The tour will be Sept. 21, 6 p.m.-9 p.m., and Sept. 22, 10 a.m.-4p.m.
The Dilworth Home Tour, a tradition since 1972, marks its 40th year in 2012. But the neighborhood dates back much longer. Businessman Edward Dilworth Latta started developing Dilworth in 1891, introducing an electric streetcar to the area, then about two miles from Charlotte, to attract people.
Dilworth Community Development Association, a volunteer organization of Dilworth residents, stages the tour. Funds raised go to several of its projects, including the fall Dilworth Jubilee, a neighborhood festival.
The philanthropic arm of DCDA, called Dilworth Cares, receives 20 percent of gross tour proceeds. Each year, Dilworth Cares selects a charity with ties to the Dilworth community to support. The focus agency this year is Charlotte Family Housing, a shelter-to-housing program that helps homeless families reach self-sufficiency.
“Charlotte Family Housing is thrilled to be teaming up with the Dilworth Community this year. To us, it is more than being financial recipients. It is about partnering to educate the community on the issue of family homelessness,” Jennifer Frey, a development associate at Charlotte Family Housing, said in an email.
It takes a couple of hundred volunteers to put on the annual Dilworth Home Tour. Geoff Owen is one of the volunteers. He is co-chair of this year’s tour, along with his wife, Missy. They live in Dilworth with their two children, ages 5 and 7.
Owen, 40, has lived in Dilworth since 2002.
“It’s an active community of people that care about the neighborhood, and it’s nice to be a part of that,” he said, summarizing what he likes best about the area.
Historical significance is one of the factors in determining which homes are included on the tour, Owen said. But it is not the only consideration.
Some homes are complete tear-downs and rebuilds that “reflect the changing neighborhood and the changing Charlotte,” he said.
Others are newly renovated, but preserve their history.
“It’s especially neat when you can get a house that has had a renovation but retained its original footprint,” Owen said. “That’s a big deal.”
Recruiting participating homeowners can be difficult.
“A lot of people just don’t think their house is worthy,” he said. He tells those owners: “People love to just come see an old Southern home.”
The tour this year will include nine homes.
Local florists provide flower arrangements appropriate to each home. Other Charlotte businesses also assist the tour through sponsorships and other support.

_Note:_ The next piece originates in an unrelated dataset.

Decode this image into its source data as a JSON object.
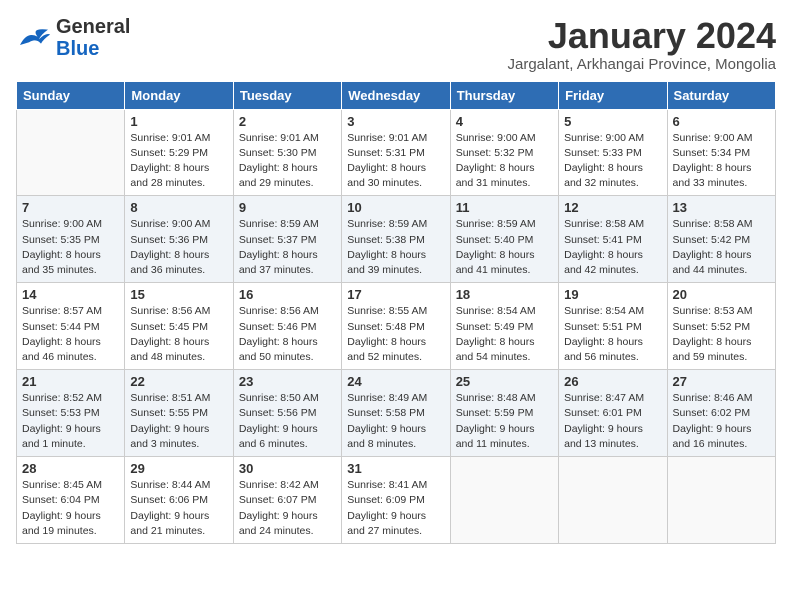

The tour’s signature home, built in the early 1900s, is at 428 East Kingston Avenue. By the 1970s, the home had fallen into disrepair, and its future was in peril. Now it has been remodeled, landscaped and restored to elegance.